Within the UK alone forest and woodland coverage had dropped to just 5% by the begiining of the twentieth century, but has now recovered to almost 12%, and in Europe overall has increased 30% since the 1950s. This has taken a concerted effort, acknowledging the importance of our forested areas in the economic, environmental and social welfare of communities. Not for profit organisations such as the Programme for the Endorsement of Forest Certification (PEFC) and the Forest Stewardship Council (FSC) were formed to enable consumers to make more informed choices over the purchase of wood. Certificates obtained from one of these organisations indicates that a managed forest has passed a series of guidelines to show that they are managing their forests in a way that is sustainable and healthy. It is now easier for a consumer to be able to track wood through the production process to see its origin of source.
Forests are vital for the health of our planet, absorbing carbon dioxide, a key greenhouse gas. They help prevent water run-off and soil erosion, and facilitate water circulation back in to the air. A manager of a sustainably managed forest acts as a guardian of this habitat, understanding the specific requirements of the particular forest or woodland they are managing. Analysis of the soil and vegetation to maintain an ecological balance is essential, but they also have to assess the commercial demands alongside the environmental and social ones. Timber for construction, paper and for firewood are major revenue sources for a managed forest. Firewood is increasing in popularity, seen as a suitably carbon neutral alternative to fossil fuels for domestic and commercial heating.
A sustainably managed forest will use methods that include selective logging to help preserve the vitality of the forest. Although time consuming and more costly, selective logging targets only certain trees in order to maintain the overall balance of the forest. A forest manager will also look to allow trees to properly mature before they are felled, again ensuring the balance of the forest is maintained, while also maximising the economic potential of the trees. Guarding and reacting to potential natural disaster such as fires, plus extending the size of the forest where possible through additional planting are also elements of sustainable forest management.
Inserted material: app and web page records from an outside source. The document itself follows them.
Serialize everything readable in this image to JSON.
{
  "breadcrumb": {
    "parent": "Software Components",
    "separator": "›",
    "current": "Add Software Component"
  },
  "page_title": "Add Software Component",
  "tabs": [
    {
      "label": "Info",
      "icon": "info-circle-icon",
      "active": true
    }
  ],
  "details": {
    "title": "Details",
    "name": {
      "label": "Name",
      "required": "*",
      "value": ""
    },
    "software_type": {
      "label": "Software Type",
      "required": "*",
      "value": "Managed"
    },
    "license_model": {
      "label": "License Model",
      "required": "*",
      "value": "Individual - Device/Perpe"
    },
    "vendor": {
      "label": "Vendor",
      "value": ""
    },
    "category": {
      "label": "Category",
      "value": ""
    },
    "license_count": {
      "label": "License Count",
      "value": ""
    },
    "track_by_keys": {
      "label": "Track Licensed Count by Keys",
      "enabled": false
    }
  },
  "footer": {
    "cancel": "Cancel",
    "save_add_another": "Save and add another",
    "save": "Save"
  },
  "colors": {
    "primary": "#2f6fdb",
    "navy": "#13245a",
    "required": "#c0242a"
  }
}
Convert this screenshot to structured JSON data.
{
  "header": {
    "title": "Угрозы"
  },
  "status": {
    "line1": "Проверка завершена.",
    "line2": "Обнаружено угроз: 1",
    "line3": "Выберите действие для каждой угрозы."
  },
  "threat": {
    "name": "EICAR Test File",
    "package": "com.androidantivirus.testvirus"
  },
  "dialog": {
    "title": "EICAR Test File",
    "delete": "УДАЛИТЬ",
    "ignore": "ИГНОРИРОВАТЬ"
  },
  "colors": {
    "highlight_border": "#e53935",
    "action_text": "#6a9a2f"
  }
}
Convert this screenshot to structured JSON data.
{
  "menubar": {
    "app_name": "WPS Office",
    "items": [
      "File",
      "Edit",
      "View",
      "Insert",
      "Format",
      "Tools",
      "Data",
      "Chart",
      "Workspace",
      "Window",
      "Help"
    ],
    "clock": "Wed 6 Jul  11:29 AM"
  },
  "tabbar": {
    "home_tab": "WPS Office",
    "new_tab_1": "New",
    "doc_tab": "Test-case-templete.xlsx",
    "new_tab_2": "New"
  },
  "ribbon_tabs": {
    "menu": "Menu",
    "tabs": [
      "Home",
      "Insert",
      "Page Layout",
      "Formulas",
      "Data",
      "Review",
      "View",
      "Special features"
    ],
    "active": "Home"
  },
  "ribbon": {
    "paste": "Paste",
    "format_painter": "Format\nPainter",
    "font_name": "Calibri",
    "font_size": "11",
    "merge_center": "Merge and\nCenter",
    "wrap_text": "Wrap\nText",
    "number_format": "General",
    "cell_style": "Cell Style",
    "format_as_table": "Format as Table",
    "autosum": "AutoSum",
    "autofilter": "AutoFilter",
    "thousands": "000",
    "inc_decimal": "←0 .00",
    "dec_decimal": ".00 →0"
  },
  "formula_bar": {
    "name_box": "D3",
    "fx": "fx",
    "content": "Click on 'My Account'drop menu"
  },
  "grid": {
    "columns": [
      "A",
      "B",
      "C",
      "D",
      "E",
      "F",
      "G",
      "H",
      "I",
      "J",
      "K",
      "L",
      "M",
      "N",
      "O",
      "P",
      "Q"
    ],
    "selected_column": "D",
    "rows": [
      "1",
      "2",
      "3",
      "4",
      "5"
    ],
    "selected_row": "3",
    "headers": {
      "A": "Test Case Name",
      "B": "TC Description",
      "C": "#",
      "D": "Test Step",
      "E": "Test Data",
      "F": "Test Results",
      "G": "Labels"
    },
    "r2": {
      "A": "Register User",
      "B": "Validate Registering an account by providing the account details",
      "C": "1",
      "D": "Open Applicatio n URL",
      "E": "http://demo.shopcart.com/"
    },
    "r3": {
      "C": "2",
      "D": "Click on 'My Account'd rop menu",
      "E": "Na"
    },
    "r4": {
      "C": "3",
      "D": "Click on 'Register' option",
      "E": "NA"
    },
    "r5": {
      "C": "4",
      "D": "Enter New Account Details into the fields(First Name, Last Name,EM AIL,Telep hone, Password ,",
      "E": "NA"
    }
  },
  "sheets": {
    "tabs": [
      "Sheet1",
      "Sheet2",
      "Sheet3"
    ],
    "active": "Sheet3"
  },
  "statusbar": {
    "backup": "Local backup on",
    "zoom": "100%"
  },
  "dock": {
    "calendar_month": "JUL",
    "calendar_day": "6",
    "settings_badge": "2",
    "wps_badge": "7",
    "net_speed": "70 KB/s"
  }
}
Apart from commercial timber, forests are managed for leisure activities too. Although often privately owned, part of the ethos is as guardian to preserve and hopefully improve the forest to pass on to future generations. Paths are maintained for walkers, runners and cyclists to immerse themselves within and escape in to the country. Educational centres offer children the chance to visit managed woodlands and learn about the wildlife that depends on the forest and woodland habitat, and the importance of preserving this bio-diversity. Holiday homes, camping and horse riding trails all make use of sustainably managed forest area. This amalgamation of the social benefits to the environmental and commercial benefits of the forest is at the central core of the notion of sustainably managed forests.
For rural areas otherwise struggling to find economic opportunities, these managed woodlands offer employment and the wider benefits for the local communities which that brings. Within the UK there are charitable organisations such as the Woodland Trust that own around 1,000 sites and which has long led the call for an increase in woodland within the UK which still remains as one of the least wooded nations within Europe. In 2005 there were already 167,000 people directly employed by forest industries, a figure it is hoped will increase with more sustainably managed forest and woodland areas.
A sustainably managed forest revolves around assessing the best means to maintain the health and vitality of a forest while optimising its productivity given the ecological needs of the habitat being managed. By planting, selective logging and ensuring trees are allowed to mature, the resources of the forest are given the best chance to not just survive but to flourish. This in turn should enrich the bio-diversity of the forest and protect the soil while still allowing people to enjoy all the benefits outdoor spaces for leisure pursuits provide. At a time when the potential damage of climate change is apparent, well managed forests that help mitigate against such future problems by absorbing carbon dioxide are vital. These forests can help against harsh weather events that may become more regular. A forest sustainably managed in some of the ways mentioned have environmental, social and economic goals and benefits at their heart, something that ultimately serves all of our best interests.